The city that stands today boasts more Art Deco Architecture than any city other than Miami Beach. We have a beautiful, historic and vibrant downtown with old neighborhoods surrounding from north to west.
Asheville Before the Great Depression
The last big “boom” was in the roaring 1920s, when Asheville experienced a 300% growth rate. Much of downtown Asheville and the existing Victorian homes were demolished to make way for new buildings and homes and roads. Along with that growth came infrastructure projects and new construction that left the town in tremendous debt when the stock market (and the boom) crashed in 1929. The ensuing Great Depression left Asheville reeling, and rather than declaring bankruptcy, the city and the county decided to do the honorable thing and pay the debts. The last of these debts was finally cleared in 1976.
Asheville’s Economic Recovery
Due to the massive debt left from the pre-Depression expansion, the mid-twentieth century saw little growth and development in the struggling town and county. Urban renewal projects were rare, and 1920s Asheville survived (largely) intact. The city that stands today boasts more Art Deco Architecture than any city other than Miami Beach. We have a beautiful, historic and vibrant downtown.

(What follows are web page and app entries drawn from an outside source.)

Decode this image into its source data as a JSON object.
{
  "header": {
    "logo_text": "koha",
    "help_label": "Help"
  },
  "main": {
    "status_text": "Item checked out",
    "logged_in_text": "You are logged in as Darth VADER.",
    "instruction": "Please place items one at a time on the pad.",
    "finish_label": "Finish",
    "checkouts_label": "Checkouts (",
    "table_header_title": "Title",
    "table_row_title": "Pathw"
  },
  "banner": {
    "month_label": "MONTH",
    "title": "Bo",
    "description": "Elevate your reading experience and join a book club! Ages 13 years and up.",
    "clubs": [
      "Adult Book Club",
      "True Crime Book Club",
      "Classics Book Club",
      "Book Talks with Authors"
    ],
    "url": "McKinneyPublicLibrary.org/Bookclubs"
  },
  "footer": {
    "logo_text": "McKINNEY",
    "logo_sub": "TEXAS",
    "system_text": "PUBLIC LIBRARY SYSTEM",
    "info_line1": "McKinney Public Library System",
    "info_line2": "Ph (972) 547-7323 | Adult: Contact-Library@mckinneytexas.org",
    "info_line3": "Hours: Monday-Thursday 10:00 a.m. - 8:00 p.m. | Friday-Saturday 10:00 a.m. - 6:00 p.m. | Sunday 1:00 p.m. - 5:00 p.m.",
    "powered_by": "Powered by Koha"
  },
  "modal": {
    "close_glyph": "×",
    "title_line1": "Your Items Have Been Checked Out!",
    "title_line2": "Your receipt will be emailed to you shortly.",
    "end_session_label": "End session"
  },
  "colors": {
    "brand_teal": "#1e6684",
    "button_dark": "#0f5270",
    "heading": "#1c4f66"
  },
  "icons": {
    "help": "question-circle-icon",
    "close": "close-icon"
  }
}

How History has Shaped Housing
Because of the massive development in the early 1900s and subsequent depression and slow growth years, housing in Asheville proper is heavy with homes from the early 1900s, with some in-fill from the mid-century (ranchers). These wonderful historic homes are – like Asheville – eclectic and range in size. They are primarily the bungalow and Arts & Crafts style of the early 20th century. They tend to have nicely sized rooms, lots of windows, and simple details. Further from downtown Asheville, you find more homes from the 1960s and 70s. Newer homes tend to be on the outskirts of town or out in “the county” as except for the few in-fill lots still remaining in town, the city is built out. The new construction of this century is reflective of our past and is predominantly done in “neo” bungalow style.
Asheville’s Historic District
Despite its growth, Asheville has preserved many of its older and “historic” homes. These are primarily in-town bungalows and old farmhouses. The mid-century ranch is also becoming popular, and we have an abundance of ranchers – a few of which are good examples of “mid-century modern.” The Montford Historic District is Asheville’s most cohesive historic neighborhood, boasting some late Victorian, Victorian transitional to Arts & Crafts, and many Arts & Crafts style homes. Other designated historic districts are Chestnut Hills and Albermarle Park.
Historic Homes for Sale in Asheville, NC
If you are an old house lover, there are some great options for you in Asheville. Keep in mind, styles and inventory may be limited. Truly special examples are rare, so if you find a historic home for sale that you really love, act quickly. Feel free to contact Margaret Vestal for help along the way.